class DualLargeBoomAndSingleRocketConfig extends Config(
  new boom.common.WithNLargeBooms(2) ++                   // add 2 boom cores
  new freechips.rocketchip.subsystem.WithNBigCores(1) ++  // add 1 rocket core
  new chipyard.config.AbstractConfig)

6.1.2. Adding Hwachas

Adding a Hwacha accelerator is as easy as adding the DefaultHwachaConfig so that it can setup the Hwacha parameters and add itself to the BuildRoCC parameter. An example of adding a Hwacha to all tiles in the system is below.

class HwachaLargeBoomAndHwachaRocketConfig extends Config(
  new chipyard.config.WithHwachaTest ++
  new hwacha.DefaultHwachaConfig ++                          // add hwacha to all harts
  new boom.common.WithNLargeBooms(1) ++                      // add 1 boom core
  new freechips.rocketchip.subsystem.WithNBigCores(1) ++     // add 1 rocket core
  new chipyard.config.AbstractConfig)

In this example, Hwachas are added to both BOOM tiles and to the Rocket tile. All with the same Hwacha parameters.

6.1.3. Assigning Accelerators to Specific Tiles with MultiRoCC

Located in generators/chipyard/src/main/scala/config/fragments/RoCCFragments.scala is a config fragment that provides support for adding RoCC accelerators to specific tiles in your SoC. Named MultiRoCCKey, this key allows you to attach RoCC accelerators based on the hartId of the tile. For example, using this allows you to create a 8 tile system with a RoCC accelerator on only a subset of the tiles. An example is shown below with two BOOM cores, and one Rocket tile with a RoCC accelerator (Hwacha) attached.

class DualLargeBoomAndHwachaRocketConfig extends Config(
  new chipyard.config.WithMultiRoCC ++                                  // support heterogeneous rocc
  new chipyard.config.WithMultiRoCCHwacha(0) ++                         // put hwacha on hart-0 (rocket)
  new hwacha.DefaultHwachaConfig ++                                     // set default hwacha config keys
  new boom.common.WithNLargeBooms(2) ++                                 // add 2 boom cores
  new freechips.rocketchip.subsystem.WithNBigCores(1) ++                // add 1 rocket core
  new chipyard.config.AbstractConfig)

The WithMultiRoCCHwacha config fragment assigns a Hwacha accelerator to a particular hartId (in this case, the hartId of 0 corresponds to the Rocket core). Finally, the WithMultiRoCC config fragment is called. This config fragment sets the BuildRoCC key to use the MultiRoCCKey instead of the default. This must be used after all the RoCC parameters are set because it needs to override the BuildRoCC parameter. If this is used earlier in the configuration sequence, then MultiRoCC does not work.

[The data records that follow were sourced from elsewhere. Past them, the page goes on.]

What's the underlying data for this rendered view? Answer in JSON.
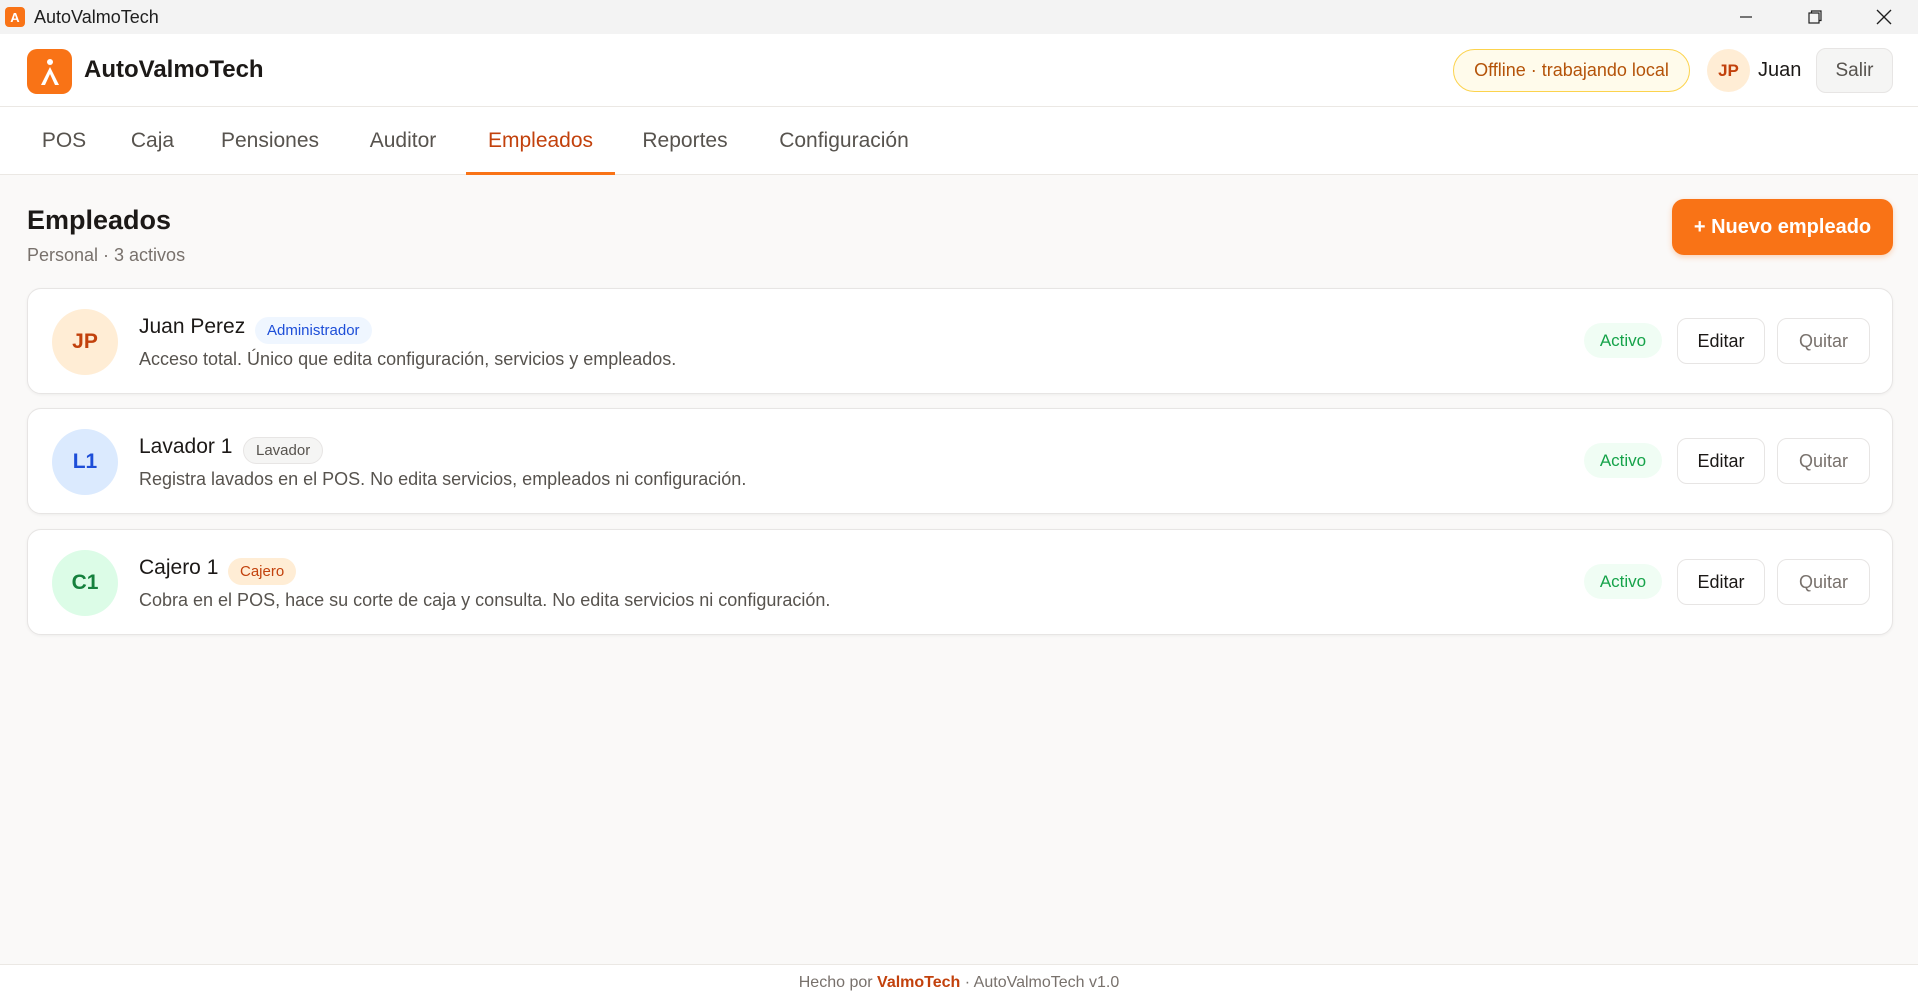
{
  "window": {
    "title": "AutoValmoTech"
  },
  "header": {
    "brand": "AutoValmoTech",
    "status_badge": "Offline · trabajando local",
    "user_initials": "JP",
    "user_name": "Juan",
    "logout_label": "Salir"
  },
  "tabs": [
    {
      "label": "POS",
      "active": false
    },
    {
      "label": "Caja",
      "active": false
    },
    {
      "label": "Pensiones",
      "active": false
    },
    {
      "label": "Auditor",
      "active": false
    },
    {
      "label": "Empleados",
      "active": true
    },
    {
      "label": "Reportes",
      "active": false
    },
    {
      "label": "Configuración",
      "active": false
    }
  ],
  "page": {
    "title": "Empleados",
    "subtitle": "Personal · 3 activos",
    "new_button": "+ Nuevo empleado"
  },
  "employees": [
    {
      "initials": "JP",
      "name": "Juan Perez",
      "role": "Administrador",
      "description": "Acceso total. Único que edita configuración, servicios y empleados.",
      "status": "Activo",
      "edit_label": "Editar",
      "remove_label": "Quitar"
    },
    {
      "initials": "L1",
      "name": "Lavador 1",
      "role": "Lavador",
      "description": "Registra lavados en el POS. No edita servicios, empleados ni configuración.",
      "status": "Activo",
      "edit_label": "Editar",
      "remove_label": "Quitar"
    },
    {
      "initials": "C1",
      "name": "Cajero 1",
      "role": "Cajero",
      "description": "Cobra en el POS, hace su corte de caja y consulta. No edita servicios ni configuración.",
      "status": "Activo",
      "edit_label": "Editar",
      "remove_label": "Quitar"
    }
  ],
  "footer": {
    "prefix": "Hecho por",
    "company": "ValmoTech",
    "suffix": "· AutoValmoTech v1.0"
  },
  "colors": {
    "accent": "#f97316",
    "accent_text": "#c2410c",
    "success": "#16a34a",
    "admin_badge_bg": "#eff6ff",
    "admin_badge_text": "#1d4ed8",
    "washer_badge_bg": "#f5f5f4",
    "cashier_badge_bg": "#ffedd5"
  }
}
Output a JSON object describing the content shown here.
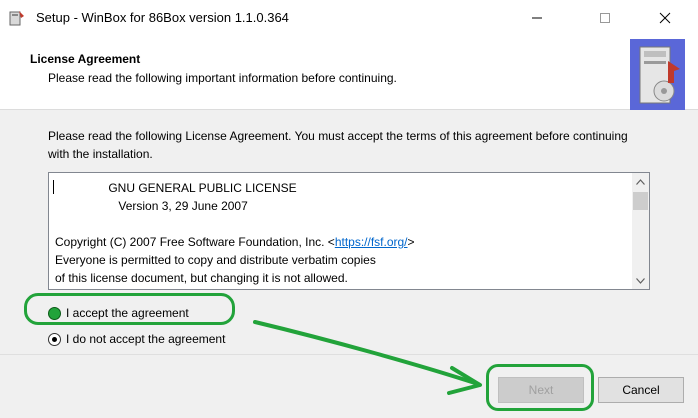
{
  "window": {
    "title": "Setup - WinBox for 86Box version 1.1.0.364",
    "controls": [
      "minimize",
      "maximize",
      "close"
    ]
  },
  "header": {
    "title": "License Agreement",
    "subtitle": "Please read the following important information before continuing."
  },
  "main": {
    "intro": "Please read the following License Agreement. You must accept the terms of this agreement before continuing with the installation.",
    "license_lines": [
      "                GNU GENERAL PUBLIC LICENSE",
      "                   Version 3, 29 June 2007",
      "",
      "Copyright (C) 2007 Free Software Foundation, Inc. <",
      "Everyone is permitted to copy and distribute verbatim copies",
      "of this license document, but changing it is not allowed."
    ],
    "license_link": "https://fsf.org/",
    "license_link_suffix": ">",
    "radio_accept_label": "I accept the agreement",
    "radio_decline_label": "I do not accept the agreement",
    "accept_selected": true
  },
  "footer": {
    "next_label": "Next",
    "cancel_label": "Cancel"
  },
  "colors": {
    "highlight": "#22a33a",
    "link": "#0066cc"
  },
  "icons": {
    "app": "setup-installer-icon",
    "wizard": "computer-install-icon"
  }
}
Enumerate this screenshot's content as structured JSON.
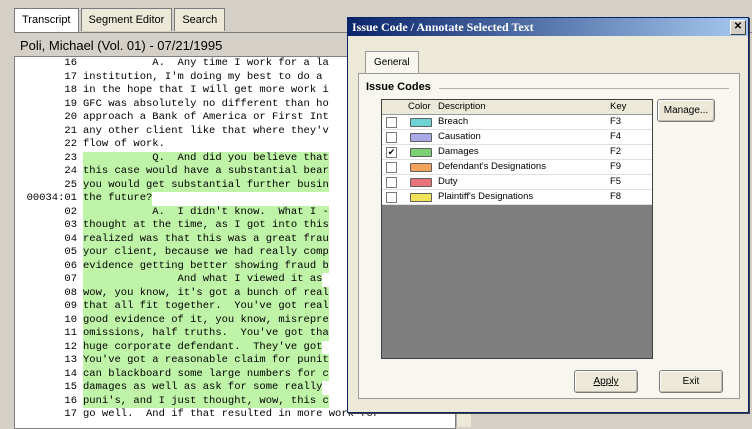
{
  "tabs": [
    "Transcript",
    "Segment Editor",
    "Search"
  ],
  "case_title": "Poli, Michael (Vol. 01) - 07/21/1995",
  "transcript_lines": [
    {
      "num": "16",
      "text": "           A.  Any time I work for a la",
      "hl": false
    },
    {
      "num": "17",
      "text": "institution, I'm doing my best to do a",
      "hl": false
    },
    {
      "num": "18",
      "text": "in the hope that I will get more work i",
      "hl": false
    },
    {
      "num": "19",
      "text": "GFC was absolutely no different than ho",
      "hl": false
    },
    {
      "num": "20",
      "text": "approach a Bank of America or First Int",
      "hl": false
    },
    {
      "num": "21",
      "text": "any other client like that where they'v",
      "hl": false
    },
    {
      "num": "22",
      "text": "flow of work.",
      "hl": false
    },
    {
      "num": "23",
      "text": "           Q.  And did you believe that",
      "hl": true
    },
    {
      "num": "24",
      "text": "this case would have a substantial bear",
      "hl": true
    },
    {
      "num": "25",
      "text": "you would get substantial further busin",
      "hl": true
    },
    {
      "num": "00034:01",
      "text": "the future?",
      "hl": true
    },
    {
      "num": "02",
      "text": "           A.  I didn't know.  What I -",
      "hl": true
    },
    {
      "num": "03",
      "text": "thought at the time, as I got into this",
      "hl": true
    },
    {
      "num": "04",
      "text": "realized was that this was a great frau",
      "hl": true
    },
    {
      "num": "05",
      "text": "your client, because we had really comp",
      "hl": true
    },
    {
      "num": "06",
      "text": "evidence getting better showing fraud b",
      "hl": true
    },
    {
      "num": "07",
      "text": "               And what I viewed it as",
      "hl": true
    },
    {
      "num": "08",
      "text": "wow, you know, it's got a bunch of real",
      "hl": true
    },
    {
      "num": "09",
      "text": "that all fit together.  You've got real",
      "hl": true
    },
    {
      "num": "10",
      "text": "good evidence of it, you know, misrepre",
      "hl": true
    },
    {
      "num": "11",
      "text": "omissions, half truths.  You've got tha",
      "hl": true
    },
    {
      "num": "12",
      "text": "huge corporate defendant.  They've got",
      "hl": true
    },
    {
      "num": "13",
      "text": "You've got a reasonable claim for punit",
      "hl": true
    },
    {
      "num": "14",
      "text": "can blackboard some large numbers for c",
      "hl": true
    },
    {
      "num": "15",
      "text": "damages as well as ask for some really",
      "hl": true
    },
    {
      "num": "16",
      "text": "puni's, and I just thought, wow, this c",
      "hl": true
    },
    {
      "num": "17",
      "text": "go well.  And if that resulted in more work for",
      "hl": false
    }
  ],
  "dialog": {
    "title": "Issue Code / Annotate Selected Text",
    "close_glyph": "✕",
    "tab": "General",
    "section_label": "Issue Codes",
    "columns": {
      "color": "Color",
      "description": "Description",
      "key": "Key"
    },
    "codes": [
      {
        "description": "Breach",
        "key": "F3",
        "color": "#6fd3d3",
        "checked": false
      },
      {
        "description": "Causation",
        "key": "F4",
        "color": "#a9a9e8",
        "checked": false
      },
      {
        "description": "Damages",
        "key": "F2",
        "color": "#7ccf72",
        "checked": true
      },
      {
        "description": "Defendant's Designations",
        "key": "F9",
        "color": "#f2a25a",
        "checked": false
      },
      {
        "description": "Duty",
        "key": "F5",
        "color": "#e8737a",
        "checked": false
      },
      {
        "description": "Plaintiff's Designations",
        "key": "F8",
        "color": "#f0e25a",
        "checked": false
      }
    ],
    "buttons": {
      "manage": "Manage...",
      "apply": "Apply",
      "exit": "Exit"
    }
  }
}
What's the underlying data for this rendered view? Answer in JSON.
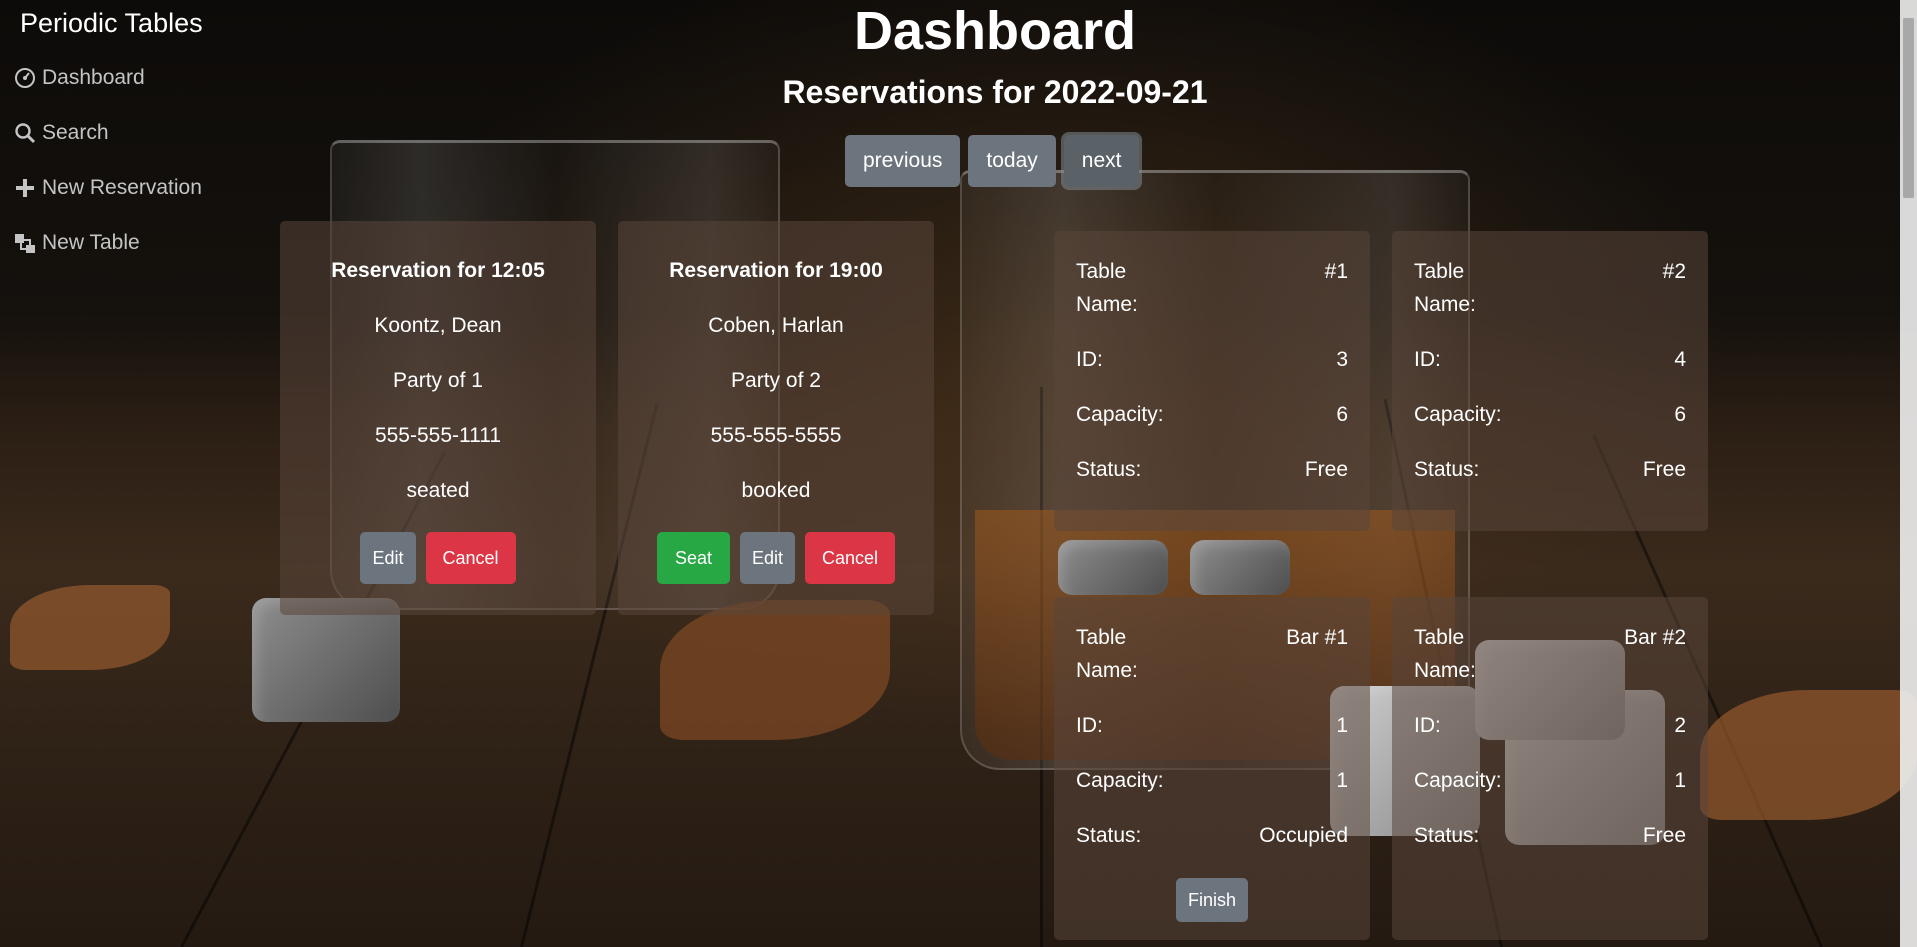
{
  "brand": "Periodic Tables",
  "nav": [
    {
      "label": "Dashboard",
      "icon": "dashboard-icon"
    },
    {
      "label": "Search",
      "icon": "search-icon"
    },
    {
      "label": "New Reservation",
      "icon": "plus-icon"
    },
    {
      "label": "New Table",
      "icon": "table-icon"
    }
  ],
  "header": {
    "title": "Dashboard",
    "subtitle": "Reservations for 2022-09-21"
  },
  "date_nav": {
    "previous": "previous",
    "today": "today",
    "next": "next"
  },
  "reservations": [
    {
      "title": "Reservation for 12:05",
      "name": "Koontz, Dean",
      "party": "Party of 1",
      "phone": "555-555-1111",
      "status": "seated",
      "edit": "Edit",
      "cancel": "Cancel"
    },
    {
      "title": "Reservation for 19:00",
      "name": "Coben, Harlan",
      "party": "Party of 2",
      "phone": "555-555-5555",
      "status": "booked",
      "seat": "Seat",
      "edit": "Edit",
      "cancel": "Cancel"
    }
  ],
  "table_labels": {
    "name_line1": "Table",
    "name_line2": "Name:",
    "id": "ID:",
    "capacity": "Capacity:",
    "status": "Status:"
  },
  "tables": [
    {
      "name": "#1",
      "id": "3",
      "capacity": "6",
      "status": "Free"
    },
    {
      "name": "#2",
      "id": "4",
      "capacity": "6",
      "status": "Free"
    },
    {
      "name": "Bar #1",
      "id": "1",
      "capacity": "1",
      "status": "Occupied",
      "finish": "Finish"
    },
    {
      "name": "Bar #2",
      "id": "2",
      "capacity": "1",
      "status": "Free"
    }
  ]
}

This config fragment can be changed to put more accelerators on more cores by changing the arguments to cover more hartId’s (i.e. WithMultiRoCCHwacha(0,1,3,6,...)).

Since config fragments are applied from right-to-left (or bottom-to-top as they are formatted here), the right-most config fragment specifying a core (which is freechips.rocketchip.subsystem.WithNBigCores in the example above) gets the first hart ID. Consider this config:

class RocketThenBoomHartIdTestConfig extends Config(
  new boom.common.WithNLargeBooms(2) ++
  new freechips.rocketchip.subsystem.WithNBigCores(3) ++
  new chipyard.config.AbstractConfig)

This specifies an SoC with three Rocket cores and two BOOM cores. The Rocket cores would have hart IDs 0, 1, and 2, while the BOOM cores would have hard IDs 3 and 4. On the other hand, consider this config which reverses the order of those two fragments:

class BoomThenRocketHartIdTestConfig extends Config(
  new freechips.rocketchip.subsystem.WithNBigCores(3) ++
  new boom.common.WithNLargeBooms(2) ++
  new chipyard.config.AbstractConfig)

This also specifies an SoC with three Rocket cores and two BOOM cores, but because the BOOM config fragment is evaluated before the Rocket config fragment, the hart IDs are reversed. The BOOM cores would have hart IDs 0 and 1, while the Rocket cores would have hard IDs 2, 3, and 4.


Note, in this section “core” and “tile” are used interchangeably but there is subtle distinction between a “core” and “tile” (“tile” contains a “core”, L1D/I$, PTW). For many places in the documentation, we usually use “core” to mean “tile” (doesn’t make a large difference but worth the mention).